On the eve of the third anniversary of the launch of Apple Pay, mobile wallet adoption in the US and Europe is gaining traction, but Asia and Latin America continue to lead the way, according to a new report from ACI Worldwide and Aite.
The research, based on a survey of more than 6000 people in 20 countries, shows that 17% of US consumers now regularly use their smartphones to pay, up from six per cent in 2014. In Europe, the Spanish are the most active users of mobile wallets, with 25% using them regularly, followed by the Italians (24%) and Swedes (23%), compared to just 14% of Brits.
However, it is in less economically developed countries, where traditional card infrastructures are being leapfrogged, where the technology has really taken off. In India, 56% of consumers say they pay with a smartphone regularly, with Thailand and Indonesia reporting similar numbers.

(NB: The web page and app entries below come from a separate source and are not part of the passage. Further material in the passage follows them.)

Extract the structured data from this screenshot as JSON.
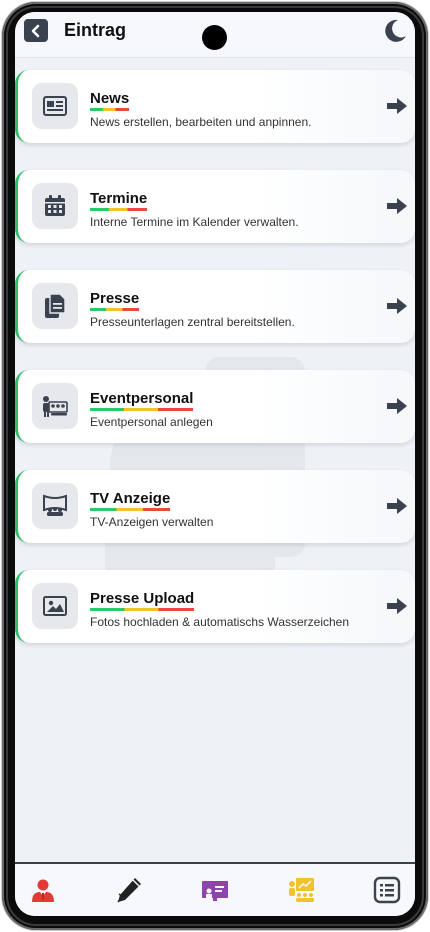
{
  "header": {
    "title": "Eintrag"
  },
  "cards": [
    {
      "title": "News",
      "subtitle": "News erstellen, bearbeiten und anpinnen.",
      "icon": "newspaper-icon"
    },
    {
      "title": "Termine",
      "subtitle": "Interne Termine im Kalender verwalten.",
      "icon": "calendar-icon"
    },
    {
      "title": "Presse",
      "subtitle": "Presseunterlagen zentral bereitstellen.",
      "icon": "document-icon"
    },
    {
      "title": "Eventpersonal",
      "subtitle": "Eventpersonal anlegen",
      "icon": "staff-group-icon"
    },
    {
      "title": "TV Anzeige",
      "subtitle": "TV-Anzeigen verwalten",
      "icon": "tv-presentation-icon"
    },
    {
      "title": "Presse Upload",
      "subtitle": "Fotos hochladen & automatischs Wasserzeichen",
      "icon": "image-upload-icon"
    }
  ],
  "bottom_nav": [
    {
      "icon": "user-icon",
      "color": "#e53935"
    },
    {
      "icon": "pen-icon",
      "color": "#222222"
    },
    {
      "icon": "presentation-board-icon",
      "color": "#8e44ad"
    },
    {
      "icon": "audience-chart-icon",
      "color": "#f2c12e"
    },
    {
      "icon": "list-icon",
      "color": "#3a4250"
    }
  ],
  "colors": {
    "accent_green": "#2ebf6a",
    "underline_green": "#2ec86a",
    "underline_yellow": "#f2c12e",
    "underline_red": "#e84a3c",
    "icon_dark": "#3a4250",
    "background": "#eef1f6"
  }
}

Meanwhile, in the UK, 37% of respondents say they trust their bank to protect their personal information when paying via smartphone; in France, 40%; and in Holland, 28%. Compared to previous years, confidence rates regarding mobile wallet security have dropped in some countries, a sentiment that may be influenced by increasing reports of new mobile wallet fraud and scams.

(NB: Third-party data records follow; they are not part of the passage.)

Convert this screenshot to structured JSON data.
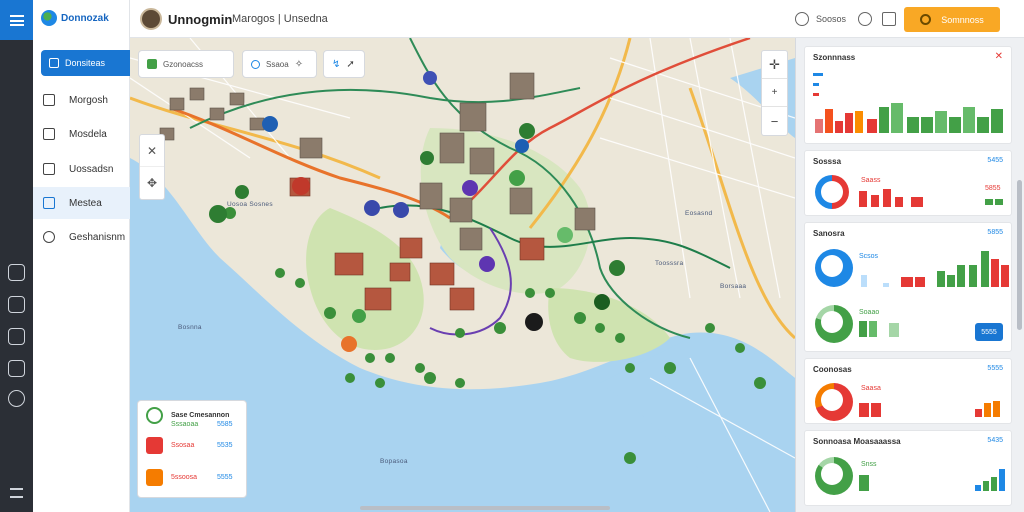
{
  "app": {
    "brand": "Donnozak",
    "title": "Unnogmin",
    "breadcrumb": "Marogos | Unsedna"
  },
  "sidebar": {
    "primary_button": "Donsiteas",
    "items": [
      {
        "label": "Morgosh",
        "icon": "calendar-icon"
      },
      {
        "label": "Mosdela",
        "icon": "chart-icon"
      },
      {
        "label": "Uossadsn",
        "icon": "document-icon"
      },
      {
        "label": "Mestea",
        "icon": "grid-icon"
      },
      {
        "label": "Geshanisnm",
        "icon": "clock-icon"
      }
    ]
  },
  "header": {
    "search_label": "Soosos",
    "cta_label": "Somnnoss"
  },
  "map": {
    "chips": [
      "Gzonoacss",
      "Ssaoa",
      ""
    ],
    "legend": {
      "title": "Sase Cmesannon",
      "rows": [
        {
          "label": "Sssaoaa",
          "value": "5585",
          "color": "#43a047"
        },
        {
          "label": "Ssosaa",
          "value": "5535",
          "color": "#e53935"
        },
        {
          "label": "5ssoosa",
          "value": "5555",
          "color": "#f57c00"
        }
      ]
    },
    "place_labels": [
      "Bosnna",
      "Bopasoa",
      "Eosasnd",
      "Toosssra",
      "Borsaaa",
      "Uosoa Sosnes"
    ]
  },
  "panel": {
    "cards": [
      {
        "title": "Szonnnass",
        "meta": ""
      },
      {
        "title": "Sosssa",
        "meta": "5455"
      },
      {
        "title": "Sanosra",
        "meta": "5855"
      },
      {
        "title": "Coonosas",
        "meta": "5555"
      },
      {
        "title": "Sonnoasa Moasaaassa",
        "meta": "5435"
      }
    ],
    "sub_labels": {
      "card2_a": "Saass",
      "card2_b": "5855",
      "card3_a": "Scsos",
      "card3_b": "Soaao",
      "card3_btn": "5555",
      "card4_a": "Saasa",
      "card5_a": "Snss"
    }
  },
  "colors": {
    "primary": "#1976d2",
    "accent": "#f9a825",
    "green": "#43a047",
    "red": "#e53935",
    "orange": "#f57c00"
  }
}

"Mobile wallets really started to grow in popularity after the launch of Apple Pay almost three years ago," says Lu Zurawski, practice lead, retail banking and consumer payments, ACI. "What we are seeing is a tipping point regarding adoption, which can be attributed to consumers worldwide now almost exclusively using payment-enabled devices, as older models have cycled out, with a few exceptions."